DANICA'S FUTURE: Danica Patrick's contract is up at the end of this season and there's speculation the Indy Racing League star, who finished third Sunday at the Indianapolis 500, might jump to NASCAR.
There's little doubt she would be attractive to sponsors, fans and just about every team owner. But Bruton Smith, the outspoken chairman of Speedway Motorsports Inc., isn't sure it would be a smooth transition.
"She's small and does a good job where she is," Smith said. "But I think if you tried to bring her (to NASCAR), you've got a two-year tour of duty in the race car because she's not accustomed to what we're running. But I think it would be wonderful if we could find some women who could really offer the appeal that you're after and I'm after. It would be great."
Asked whether Patrick was too small in stature to handle the 800-horsepower stock cars, Smith suggested she would have her hands full.
"Maybe she is," he said. "But I do know it takes a lot of seat time. If you're coming from IndyCars into one of these cars, it takes a lot of seat time before she would be in a situation to win one of these events. I think where she is now, you don't necessarily drive those cars; you more or less guide them. And she's doing a good job at that."
BIRTHDAY BOY: A year ago this weekend, Joey Logano was presented with a huge cake and car owner Joe Gibbs sang happy birthday as the racing phenom turned 18.
On Sunday, Sprint Cup's youngest driver celebrated his 19th birthday and made his first start in the Coca-Cola 600.

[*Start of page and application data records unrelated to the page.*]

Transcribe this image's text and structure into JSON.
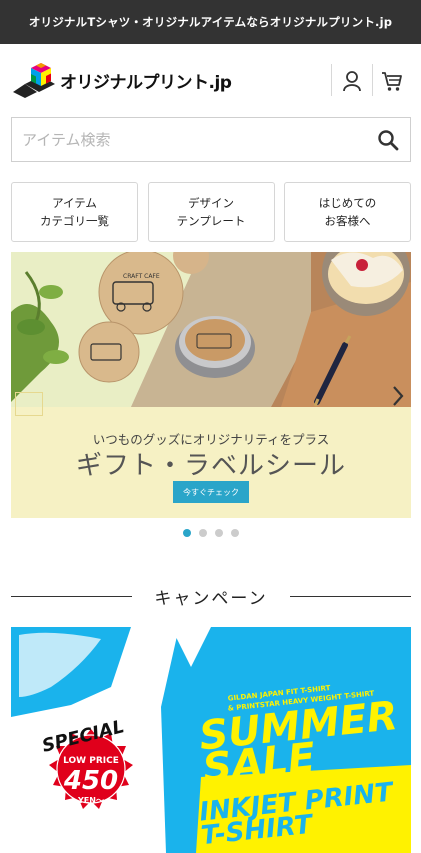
{
  "topbar": {
    "text": "オリジナルTシャツ・オリジナルアイテムならオリジナルプリント.jp"
  },
  "header": {
    "logo_text": "オリジナルプリント.jp",
    "icons": [
      "user-icon",
      "cart-icon"
    ]
  },
  "search": {
    "placeholder": "アイテム検索",
    "value": ""
  },
  "nav": [
    {
      "line1": "アイテム",
      "line2": "カテゴリ一覧"
    },
    {
      "line1": "デザイン",
      "line2": "テンプレート"
    },
    {
      "line1": "はじめての",
      "line2": "お客様へ"
    }
  ],
  "slider": {
    "subtitle": "いつものグッズにオリジナリティをプラス",
    "title": "ギフト・ラベルシール",
    "button": "今すぐチェック",
    "sticker_text": "CRAFT CAFE",
    "dots": 4,
    "active_dot": 0
  },
  "campaign": {
    "heading": "キャンペーン",
    "banner": {
      "special": "SPECIAL",
      "low_price": "LOW PRICE",
      "price": "450",
      "yen": "YEN〜",
      "subline1": "GILDAN JAPAN FIT T-SHIRT",
      "subline2": "& PRINTSTAR HEAVY WEIGHT T-SHIRT",
      "summer": "SUMMER",
      "sale": "SALE",
      "inkjet": "INKJET PRINT",
      "tshirt": "T-SHIRT"
    }
  },
  "colors": {
    "accent": "#2aa5c9",
    "topbar": "#333333",
    "caption_bg": "#f6f1c4",
    "banner_blue": "#1ab3ec",
    "banner_yellow": "#fff200",
    "badge_red": "#e0001b"
  }
}
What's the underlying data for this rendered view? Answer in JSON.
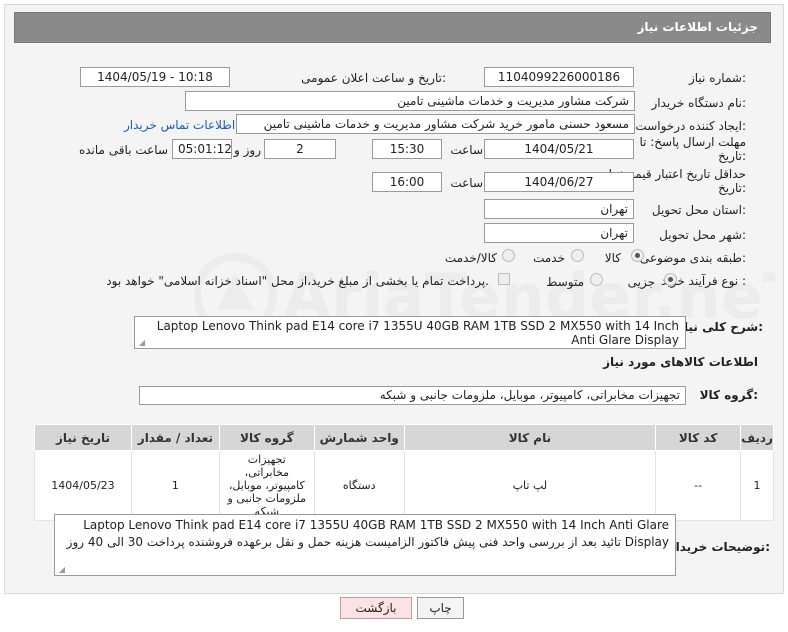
{
  "header": {
    "title": "جزئیات اطلاعات نیاز"
  },
  "labels": {
    "need_number": "شماره نیاز:",
    "announce_datetime": "تاریخ و ساعت اعلان عمومی:",
    "buyer_org": "نام دستگاه خریدار:",
    "requester": "ایجاد کننده درخواست:",
    "reply_deadline": "مهلت ارسال پاسخ: تا تاریخ:",
    "price_validity": "حداقل تاریخ اعتبار قیمت: تا تاریخ:",
    "time": "ساعت",
    "days_and": "روز و",
    "hours_remaining": "ساعت باقی مانده",
    "delivery_province": "استان محل تحویل:",
    "delivery_city": "شهر محل تحویل:",
    "category": "طبقه بندی موضوعی:",
    "purchase_type": "نوع فرآیند خرید :",
    "general_desc": "شرح کلی نیاز:",
    "goods_info": "اطلاعات کالاهای مورد نیاز",
    "goods_group": "گروه کالا:",
    "buyer_notes": "توضیحات خریدار:"
  },
  "values": {
    "need_number": "1104099226000186",
    "announce_datetime": "1404/05/19 - 10:18",
    "buyer_org": "شرکت مشاور مدیریت و خدمات ماشینی تامین",
    "requester": "مسعود حسنی مامور خرید شرکت مشاور مدیریت و خدمات ماشینی تامین",
    "contact_link": "اطلاعات تماس خریدار",
    "reply_date": "1404/05/21",
    "reply_time": "15:30",
    "days": "2",
    "remaining": "05:01:12",
    "validity_date": "1404/06/27",
    "validity_time": "16:00",
    "province": "تهران",
    "city": "تهران",
    "general_desc": "Laptop Lenovo Think pad E14 core i7 1355U 40GB RAM 1TB SSD 2 MX550 with 14 Inch Anti Glare Display",
    "goods_group": "تجهیزات مخابراتی، کامپیوتر، موبایل، ملزومات جانبی و شبکه",
    "buyer_notes": "Laptop Lenovo Think pad E14 core i7 1355U 40GB RAM 1TB SSD 2 MX550 with 14 Inch Anti Glare Display تائید بعد از بررسی واحد فنی  پیش فاکتور الزامیست هزینه حمل و نقل برعهده فروشنده  پرداخت 30 الی 40 روز"
  },
  "category_options": {
    "goods": "کالا",
    "service": "خدمت",
    "goods_service": "کالا/خدمت",
    "selected": "goods"
  },
  "purchase_options": {
    "minor": "جزیی",
    "medium": "متوسط",
    "selected": "minor"
  },
  "payment_note": "پرداخت تمام یا بخشی از مبلغ خرید،از محل \"اسناد خزانه اسلامی\" خواهد بود.",
  "table": {
    "headers": [
      "ردیف",
      "کد کالا",
      "نام کالا",
      "واحد شمارش",
      "گروه کالا",
      "تعداد / مقدار",
      "تاریخ نیاز"
    ],
    "rows": [
      [
        "1",
        "--",
        "لپ تاپ",
        "دستگاه",
        "تجهیزات مخابراتی، کامپیوتر، موبایل، ملزومات جانبی و شبکه",
        "1",
        "1404/05/23"
      ]
    ]
  },
  "buttons": {
    "print": "چاپ",
    "back": "بازگشت"
  },
  "watermark": "AriaTender.neT"
}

"I think even after the All-Star race I felt very confident about this place," said Logano, who finished eighth in that event a week ago. "I had a really good car there and I feel like I have a good car here, too."

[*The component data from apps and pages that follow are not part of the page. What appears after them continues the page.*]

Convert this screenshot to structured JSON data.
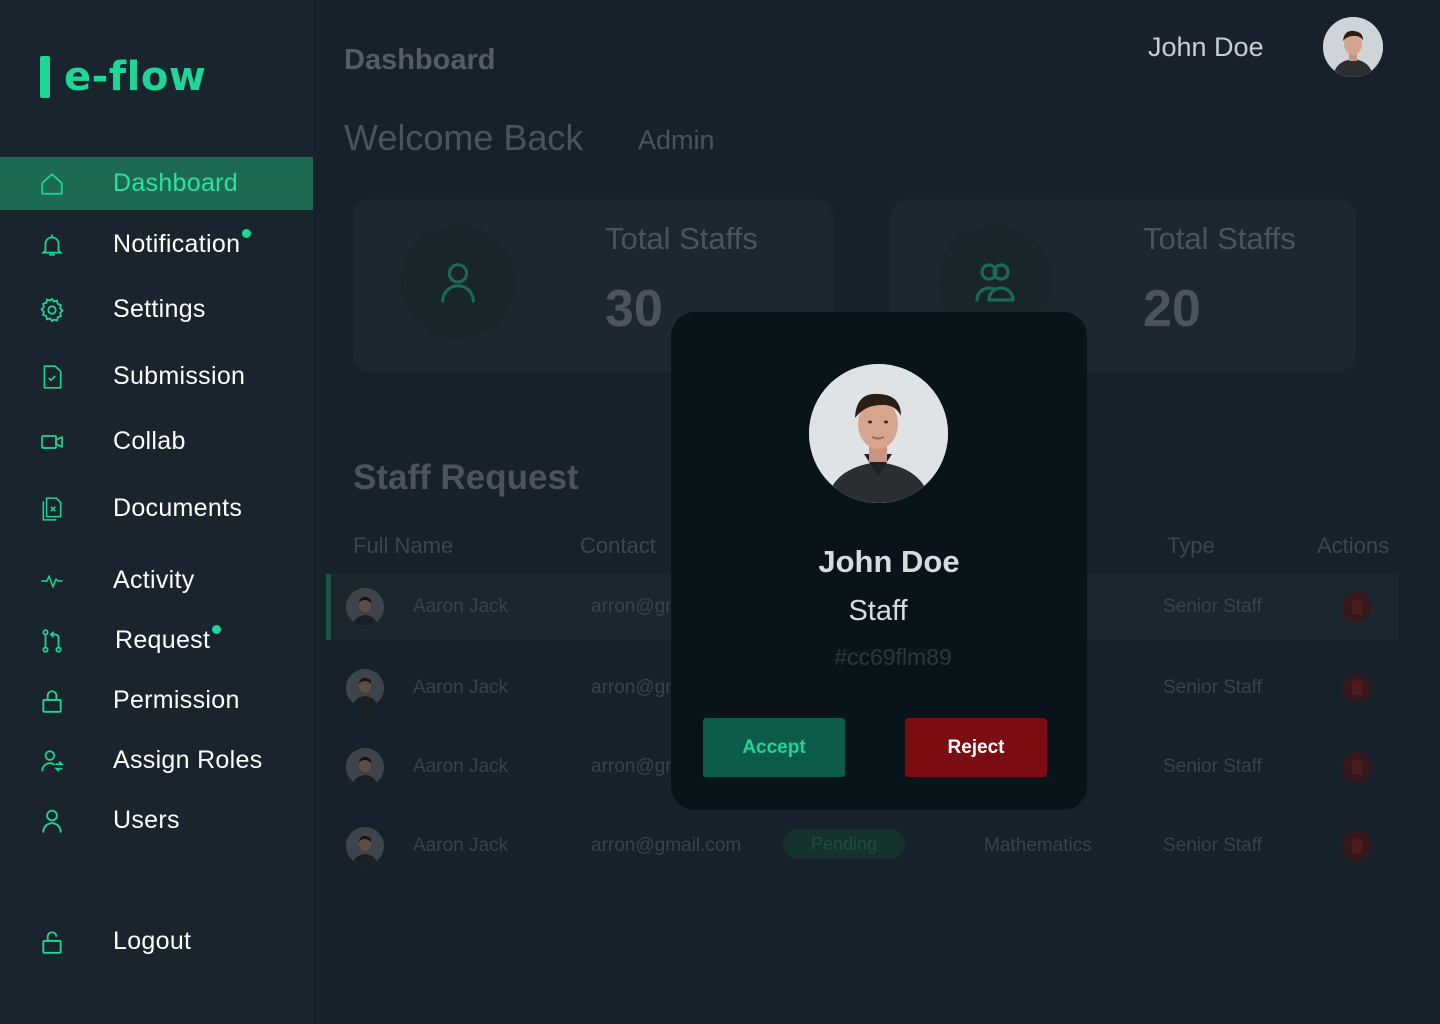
{
  "brand": {
    "name": "e-flow",
    "color": "#1ed796"
  },
  "sidebar": {
    "items": [
      {
        "label": "Dashboard",
        "icon": "home-icon",
        "active": true,
        "badge": false
      },
      {
        "label": "Notification",
        "icon": "bell-icon",
        "active": false,
        "badge": true
      },
      {
        "label": "Settings",
        "icon": "gear-icon",
        "active": false,
        "badge": false
      },
      {
        "label": "Submission",
        "icon": "file-check-icon",
        "active": false,
        "badge": false
      },
      {
        "label": "Collab",
        "icon": "video-icon",
        "active": false,
        "badge": false
      },
      {
        "label": "Documents",
        "icon": "documents-icon",
        "active": false,
        "badge": false
      },
      {
        "label": "Activity",
        "icon": "activity-icon",
        "active": false,
        "badge": false
      },
      {
        "label": "Request",
        "icon": "git-pull-request-icon",
        "active": false,
        "badge": true
      },
      {
        "label": "Permission",
        "icon": "lock-icon",
        "active": false,
        "badge": false
      },
      {
        "label": "Assign Roles",
        "icon": "user-assign-icon",
        "active": false,
        "badge": false
      },
      {
        "label": "Users",
        "icon": "user-icon",
        "active": false,
        "badge": false
      }
    ],
    "logout": {
      "label": "Logout",
      "icon": "unlock-icon"
    }
  },
  "header": {
    "title": "Dashboard",
    "welcome": "Welcome Back",
    "role": "Admin",
    "user_name": "John Doe"
  },
  "stats": [
    {
      "label": "Total Staffs",
      "value": "30",
      "icon": "user-icon"
    },
    {
      "label": "Total Staffs",
      "value": "20",
      "icon": "users-group-icon"
    }
  ],
  "staff_request": {
    "title": "Staff Request",
    "columns": [
      "Full Name",
      "Contact",
      "Type",
      "Actions"
    ],
    "rows": [
      {
        "name": "Aaron Jack",
        "contact": "arron@gm",
        "status": "",
        "subject": "",
        "type": "Senior Staff"
      },
      {
        "name": "Aaron Jack",
        "contact": "arron@gm",
        "status": "",
        "subject": "",
        "type": "Senior Staff"
      },
      {
        "name": "Aaron Jack",
        "contact": "arron@gm",
        "status": "",
        "subject": "",
        "type": "Senior Staff"
      },
      {
        "name": "Aaron Jack",
        "contact": "arron@gmail.com",
        "status": "Pending",
        "subject": "Mathematics",
        "type": "Senior Staff"
      }
    ]
  },
  "modal": {
    "name": "John Doe",
    "role": "Staff",
    "id": "#cc69flm89",
    "accept_label": "Accept",
    "reject_label": "Reject"
  },
  "colors": {
    "accent": "#1ed796",
    "active_nav_bg": "#1d6a52",
    "accept_bg": "#0d5c4b",
    "reject_bg": "#7a0c12",
    "sidebar_bg": "#1a242e",
    "main_bg": "#17212b",
    "modal_bg": "#08141a"
  }
}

Logano's first full season in the Sprint Cup started with a crash and a last-place finish at the Daytona 500. But the driver of the No. 20 Toyota has slowly improved. He had two top-10 finishes in the three points races before Charlotte.

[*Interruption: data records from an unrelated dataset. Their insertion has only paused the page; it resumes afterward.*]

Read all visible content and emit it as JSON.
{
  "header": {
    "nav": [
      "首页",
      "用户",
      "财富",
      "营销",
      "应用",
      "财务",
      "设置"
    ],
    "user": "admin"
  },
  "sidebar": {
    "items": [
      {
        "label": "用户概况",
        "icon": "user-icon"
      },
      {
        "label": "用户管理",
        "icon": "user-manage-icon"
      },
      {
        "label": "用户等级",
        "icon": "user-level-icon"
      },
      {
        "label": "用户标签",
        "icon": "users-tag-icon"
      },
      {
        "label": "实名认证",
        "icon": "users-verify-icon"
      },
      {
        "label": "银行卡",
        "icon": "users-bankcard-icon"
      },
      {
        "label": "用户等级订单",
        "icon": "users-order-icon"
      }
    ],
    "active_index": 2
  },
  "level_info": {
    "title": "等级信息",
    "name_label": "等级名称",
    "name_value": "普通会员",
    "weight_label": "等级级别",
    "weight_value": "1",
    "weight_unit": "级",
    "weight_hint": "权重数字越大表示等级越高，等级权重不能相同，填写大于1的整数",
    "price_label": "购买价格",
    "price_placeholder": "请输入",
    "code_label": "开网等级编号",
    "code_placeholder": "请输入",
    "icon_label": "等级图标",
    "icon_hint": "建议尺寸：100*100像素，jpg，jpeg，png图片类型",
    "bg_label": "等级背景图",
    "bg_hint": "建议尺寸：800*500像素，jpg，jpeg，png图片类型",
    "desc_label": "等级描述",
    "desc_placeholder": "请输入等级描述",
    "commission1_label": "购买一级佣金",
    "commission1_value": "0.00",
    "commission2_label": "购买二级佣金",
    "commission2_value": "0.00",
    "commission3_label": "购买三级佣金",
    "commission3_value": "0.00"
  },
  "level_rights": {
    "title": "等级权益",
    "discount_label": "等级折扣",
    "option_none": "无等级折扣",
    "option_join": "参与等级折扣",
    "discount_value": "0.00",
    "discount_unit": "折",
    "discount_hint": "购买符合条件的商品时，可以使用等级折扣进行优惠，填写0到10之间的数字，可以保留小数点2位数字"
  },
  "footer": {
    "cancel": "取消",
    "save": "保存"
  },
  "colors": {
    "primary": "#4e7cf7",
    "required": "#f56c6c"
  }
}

"The more competitive I get, the more I want to win," Logano said. "I like being competitive. I like being up here and it takes that little bit more when you're up here to beat these guys."
DOUBLE-FILE STARTS: In last weekend's All-Star race, NASCAR used double-file restarts with all the leaders up front. It produced exciting racing and has led to calls by some to change its policy for points races.
The rule now calls for double-file restarts with lapped cars included on the inside. In the final 20 laps, restarts are single-file.
"Would I like to get rid of the lapped cars? Absolutely," Mark Martin said. "I've been saying that for 20 years. It's been a thorn in my side since I started NASCAR racing in 1981."
But Martin wasn't sold on the double-file restart with only the cars on the lead lap, either.
"You start taking the advantage away," Martin said. "Sometimes second place is not as good as third on a restart or whatever. I'd have to think about that."
Denny Hamlin wants the change.
"The sense I got was when I restarted fourth with a couple laps to go, I still felt I could win the race," Hamlin said of the All-Star race. "You had the single-file restarts at the end of the race and it's just too hard to overcome it feels like."
LUG NUTS: Matt Kenseth has no problem with one race being a marathon 600 miles. It's some of the other races he'd change. "I think a lot of races could be shorter and you'd get the same results and they might even be more entertaining," Kenseth said. "Like Darlington, I'm not sure we have to race 4 1/2 hours to have the same effect." ... The speedway hosted eight recipients of the Congressional Medal of Honor, the highest award for valor given to an individual by the U.S. Armed Services. The men were given a standing ovation at the driver meeting. ... Washington Redskins coach Jim Zorn was in the garage area before the race.
AP Sports Writer Mark Long contributed to this report.